**EXTRACTED DATA**
◆ ◆ ◆ ◆

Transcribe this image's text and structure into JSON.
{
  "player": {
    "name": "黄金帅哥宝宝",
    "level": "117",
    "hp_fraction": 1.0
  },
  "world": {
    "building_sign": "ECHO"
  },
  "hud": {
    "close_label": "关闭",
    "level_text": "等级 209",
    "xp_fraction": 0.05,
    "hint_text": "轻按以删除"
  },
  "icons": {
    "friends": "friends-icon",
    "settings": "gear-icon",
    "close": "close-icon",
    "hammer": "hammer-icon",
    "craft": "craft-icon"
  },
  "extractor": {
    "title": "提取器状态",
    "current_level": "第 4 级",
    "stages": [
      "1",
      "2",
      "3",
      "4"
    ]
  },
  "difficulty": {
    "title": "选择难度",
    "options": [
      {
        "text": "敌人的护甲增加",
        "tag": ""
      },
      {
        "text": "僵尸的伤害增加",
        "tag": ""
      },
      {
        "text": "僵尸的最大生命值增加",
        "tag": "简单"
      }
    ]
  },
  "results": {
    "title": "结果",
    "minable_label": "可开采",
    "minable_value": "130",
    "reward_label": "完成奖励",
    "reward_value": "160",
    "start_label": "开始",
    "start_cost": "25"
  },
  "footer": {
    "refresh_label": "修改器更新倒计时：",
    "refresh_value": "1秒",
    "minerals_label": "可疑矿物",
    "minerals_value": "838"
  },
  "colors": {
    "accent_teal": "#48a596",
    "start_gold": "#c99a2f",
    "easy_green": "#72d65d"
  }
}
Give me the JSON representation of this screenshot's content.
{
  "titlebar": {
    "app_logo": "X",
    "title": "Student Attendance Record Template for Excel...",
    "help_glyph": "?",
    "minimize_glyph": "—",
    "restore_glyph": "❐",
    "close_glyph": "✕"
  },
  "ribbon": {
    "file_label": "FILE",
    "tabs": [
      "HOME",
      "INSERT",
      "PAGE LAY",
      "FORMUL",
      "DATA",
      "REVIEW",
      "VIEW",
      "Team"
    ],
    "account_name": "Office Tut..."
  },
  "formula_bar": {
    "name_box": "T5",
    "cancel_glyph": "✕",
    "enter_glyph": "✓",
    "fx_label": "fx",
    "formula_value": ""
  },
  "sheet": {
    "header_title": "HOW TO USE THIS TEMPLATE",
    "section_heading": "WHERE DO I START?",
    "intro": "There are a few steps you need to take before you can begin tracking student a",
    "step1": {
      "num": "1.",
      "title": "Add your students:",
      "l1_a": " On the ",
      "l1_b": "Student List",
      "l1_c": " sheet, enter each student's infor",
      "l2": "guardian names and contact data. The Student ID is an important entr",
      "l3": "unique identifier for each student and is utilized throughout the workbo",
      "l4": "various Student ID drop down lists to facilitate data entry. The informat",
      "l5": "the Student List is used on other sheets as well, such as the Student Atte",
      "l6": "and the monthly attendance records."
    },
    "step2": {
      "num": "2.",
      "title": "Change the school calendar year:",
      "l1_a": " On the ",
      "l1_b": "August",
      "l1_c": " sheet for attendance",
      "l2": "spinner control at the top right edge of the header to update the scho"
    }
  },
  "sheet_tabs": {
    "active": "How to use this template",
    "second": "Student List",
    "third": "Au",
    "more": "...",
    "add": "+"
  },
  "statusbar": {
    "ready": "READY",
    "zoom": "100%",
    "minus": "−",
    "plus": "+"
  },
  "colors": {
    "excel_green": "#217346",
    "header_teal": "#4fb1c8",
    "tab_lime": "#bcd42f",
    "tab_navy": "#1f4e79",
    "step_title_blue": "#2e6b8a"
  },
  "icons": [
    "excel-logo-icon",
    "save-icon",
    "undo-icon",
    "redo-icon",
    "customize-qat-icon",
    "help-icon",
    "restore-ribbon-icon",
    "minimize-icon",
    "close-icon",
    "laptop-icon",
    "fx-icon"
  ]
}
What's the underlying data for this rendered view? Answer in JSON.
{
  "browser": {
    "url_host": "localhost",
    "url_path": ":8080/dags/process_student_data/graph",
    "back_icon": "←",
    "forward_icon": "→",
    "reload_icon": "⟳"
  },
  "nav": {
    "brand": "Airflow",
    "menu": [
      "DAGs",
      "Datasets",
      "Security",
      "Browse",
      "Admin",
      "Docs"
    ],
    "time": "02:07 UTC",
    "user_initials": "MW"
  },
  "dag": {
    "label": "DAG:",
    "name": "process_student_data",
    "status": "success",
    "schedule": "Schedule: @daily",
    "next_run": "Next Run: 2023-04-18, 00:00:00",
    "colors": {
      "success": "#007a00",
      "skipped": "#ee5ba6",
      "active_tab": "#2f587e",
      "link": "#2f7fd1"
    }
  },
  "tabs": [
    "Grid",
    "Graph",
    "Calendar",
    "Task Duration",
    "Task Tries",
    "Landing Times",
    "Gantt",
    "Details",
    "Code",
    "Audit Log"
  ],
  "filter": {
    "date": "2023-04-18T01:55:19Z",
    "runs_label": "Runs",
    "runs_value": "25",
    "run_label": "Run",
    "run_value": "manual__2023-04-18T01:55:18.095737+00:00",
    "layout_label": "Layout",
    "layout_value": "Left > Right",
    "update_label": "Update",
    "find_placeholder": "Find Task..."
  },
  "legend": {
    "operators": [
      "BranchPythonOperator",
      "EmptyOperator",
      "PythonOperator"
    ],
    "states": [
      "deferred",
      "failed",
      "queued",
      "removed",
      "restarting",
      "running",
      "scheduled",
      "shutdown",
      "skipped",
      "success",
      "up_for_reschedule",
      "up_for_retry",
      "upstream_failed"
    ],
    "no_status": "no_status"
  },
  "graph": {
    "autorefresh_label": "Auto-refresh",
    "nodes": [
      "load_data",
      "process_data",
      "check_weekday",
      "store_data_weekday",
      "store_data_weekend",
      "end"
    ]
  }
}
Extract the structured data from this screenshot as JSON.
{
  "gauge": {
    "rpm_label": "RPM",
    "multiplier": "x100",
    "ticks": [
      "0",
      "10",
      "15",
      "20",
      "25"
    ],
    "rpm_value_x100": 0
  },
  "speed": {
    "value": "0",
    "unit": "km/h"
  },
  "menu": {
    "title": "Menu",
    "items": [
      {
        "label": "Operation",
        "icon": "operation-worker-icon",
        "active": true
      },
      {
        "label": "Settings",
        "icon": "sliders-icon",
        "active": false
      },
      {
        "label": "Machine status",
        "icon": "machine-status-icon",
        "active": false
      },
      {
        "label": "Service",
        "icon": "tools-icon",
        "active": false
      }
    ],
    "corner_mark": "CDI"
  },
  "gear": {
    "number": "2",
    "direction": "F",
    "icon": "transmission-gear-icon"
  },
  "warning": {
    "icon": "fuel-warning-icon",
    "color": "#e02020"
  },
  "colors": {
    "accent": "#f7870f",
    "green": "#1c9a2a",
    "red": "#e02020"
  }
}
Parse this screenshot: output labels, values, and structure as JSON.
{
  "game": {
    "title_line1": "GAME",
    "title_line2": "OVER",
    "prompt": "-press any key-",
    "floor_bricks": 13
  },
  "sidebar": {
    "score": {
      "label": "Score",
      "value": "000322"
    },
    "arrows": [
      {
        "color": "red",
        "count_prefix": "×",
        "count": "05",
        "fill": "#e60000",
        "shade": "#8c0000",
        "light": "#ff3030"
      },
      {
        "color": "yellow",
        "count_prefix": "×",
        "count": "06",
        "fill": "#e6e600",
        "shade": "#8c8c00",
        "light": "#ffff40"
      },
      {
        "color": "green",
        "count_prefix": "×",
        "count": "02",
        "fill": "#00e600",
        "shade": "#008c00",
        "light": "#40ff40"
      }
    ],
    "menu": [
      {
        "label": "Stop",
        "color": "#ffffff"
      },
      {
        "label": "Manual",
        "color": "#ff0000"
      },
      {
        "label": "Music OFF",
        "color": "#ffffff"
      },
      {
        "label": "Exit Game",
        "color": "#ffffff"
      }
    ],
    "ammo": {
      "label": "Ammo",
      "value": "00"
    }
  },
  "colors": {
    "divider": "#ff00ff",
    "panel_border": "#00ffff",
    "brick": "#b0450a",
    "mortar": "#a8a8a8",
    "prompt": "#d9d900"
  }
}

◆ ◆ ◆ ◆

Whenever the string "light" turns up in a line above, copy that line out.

**ANSWER TO THIS EXERCISE**
        "light": "#ff3030"
        "light": "#ffff40"
        "light": "#40ff40"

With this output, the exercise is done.